## Goal of the exercise
In the data below, find every line with the word "Шифр" and copy it out.

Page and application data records
===
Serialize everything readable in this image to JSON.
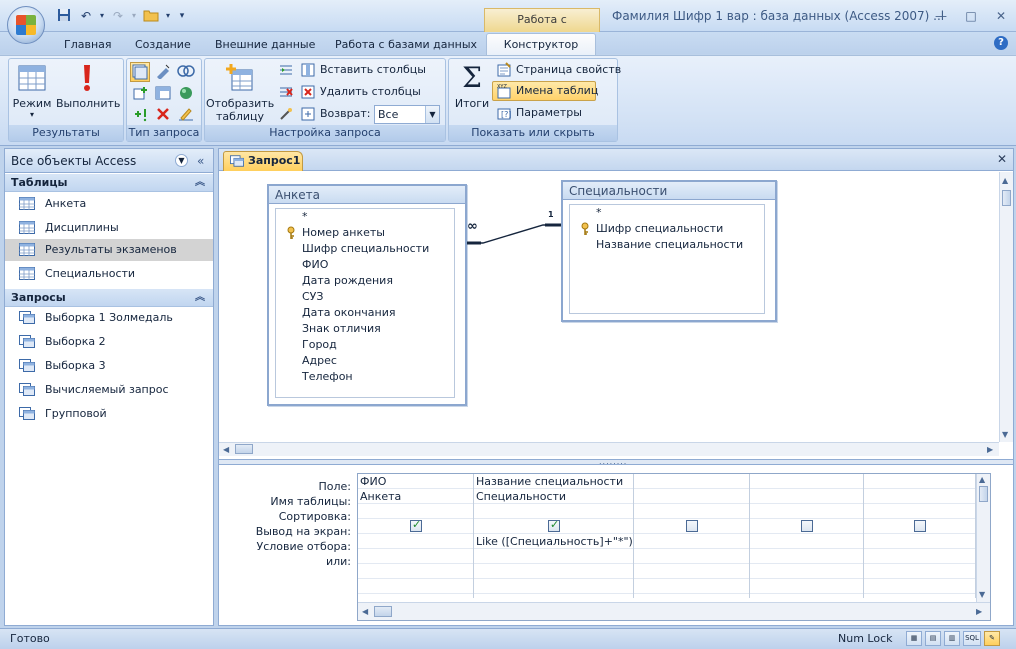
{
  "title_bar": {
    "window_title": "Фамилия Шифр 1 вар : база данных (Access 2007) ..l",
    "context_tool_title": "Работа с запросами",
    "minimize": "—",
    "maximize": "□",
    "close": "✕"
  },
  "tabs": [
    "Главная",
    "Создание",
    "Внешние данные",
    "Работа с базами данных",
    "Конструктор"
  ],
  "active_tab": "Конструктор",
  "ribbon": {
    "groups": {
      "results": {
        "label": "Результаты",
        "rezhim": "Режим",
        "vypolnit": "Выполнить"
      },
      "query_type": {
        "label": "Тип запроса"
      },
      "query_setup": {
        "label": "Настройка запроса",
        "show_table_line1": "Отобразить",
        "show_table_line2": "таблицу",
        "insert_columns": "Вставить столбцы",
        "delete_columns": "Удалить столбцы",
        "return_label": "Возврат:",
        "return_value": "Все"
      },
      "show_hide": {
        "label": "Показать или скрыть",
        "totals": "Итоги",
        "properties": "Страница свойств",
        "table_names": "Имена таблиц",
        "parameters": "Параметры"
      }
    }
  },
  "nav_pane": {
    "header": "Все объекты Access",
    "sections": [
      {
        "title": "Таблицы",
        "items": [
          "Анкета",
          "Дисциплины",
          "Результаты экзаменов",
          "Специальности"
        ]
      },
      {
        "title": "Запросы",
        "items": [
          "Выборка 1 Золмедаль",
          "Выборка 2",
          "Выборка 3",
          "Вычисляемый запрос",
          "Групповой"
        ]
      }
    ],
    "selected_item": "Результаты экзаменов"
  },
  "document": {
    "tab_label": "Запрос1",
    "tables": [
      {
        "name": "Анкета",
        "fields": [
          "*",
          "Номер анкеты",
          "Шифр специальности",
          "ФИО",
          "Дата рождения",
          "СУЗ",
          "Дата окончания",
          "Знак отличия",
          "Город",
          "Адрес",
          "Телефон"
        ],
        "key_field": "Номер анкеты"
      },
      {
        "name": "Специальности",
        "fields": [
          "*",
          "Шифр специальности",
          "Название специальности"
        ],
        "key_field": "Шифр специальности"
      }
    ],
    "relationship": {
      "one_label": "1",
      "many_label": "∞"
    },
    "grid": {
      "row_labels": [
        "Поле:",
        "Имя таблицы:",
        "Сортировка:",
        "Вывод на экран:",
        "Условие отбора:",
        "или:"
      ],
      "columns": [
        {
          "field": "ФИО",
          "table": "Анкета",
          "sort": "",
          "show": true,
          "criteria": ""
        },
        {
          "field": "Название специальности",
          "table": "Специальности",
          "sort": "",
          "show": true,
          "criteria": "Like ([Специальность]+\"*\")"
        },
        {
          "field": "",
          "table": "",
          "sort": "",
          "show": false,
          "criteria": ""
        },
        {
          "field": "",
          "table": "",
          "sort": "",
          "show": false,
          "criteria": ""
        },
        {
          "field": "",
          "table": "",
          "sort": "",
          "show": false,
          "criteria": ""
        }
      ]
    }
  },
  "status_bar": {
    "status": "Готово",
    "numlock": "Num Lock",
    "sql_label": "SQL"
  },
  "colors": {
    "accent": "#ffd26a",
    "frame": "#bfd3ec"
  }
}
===
## Exercise result
    "window_title": "Фамилия Шифр 1 вар : база данных (Access 2007) ..l",
          "Шифр специальности",
          "Шифр специальности",
        "key_field": "Шифр специальности"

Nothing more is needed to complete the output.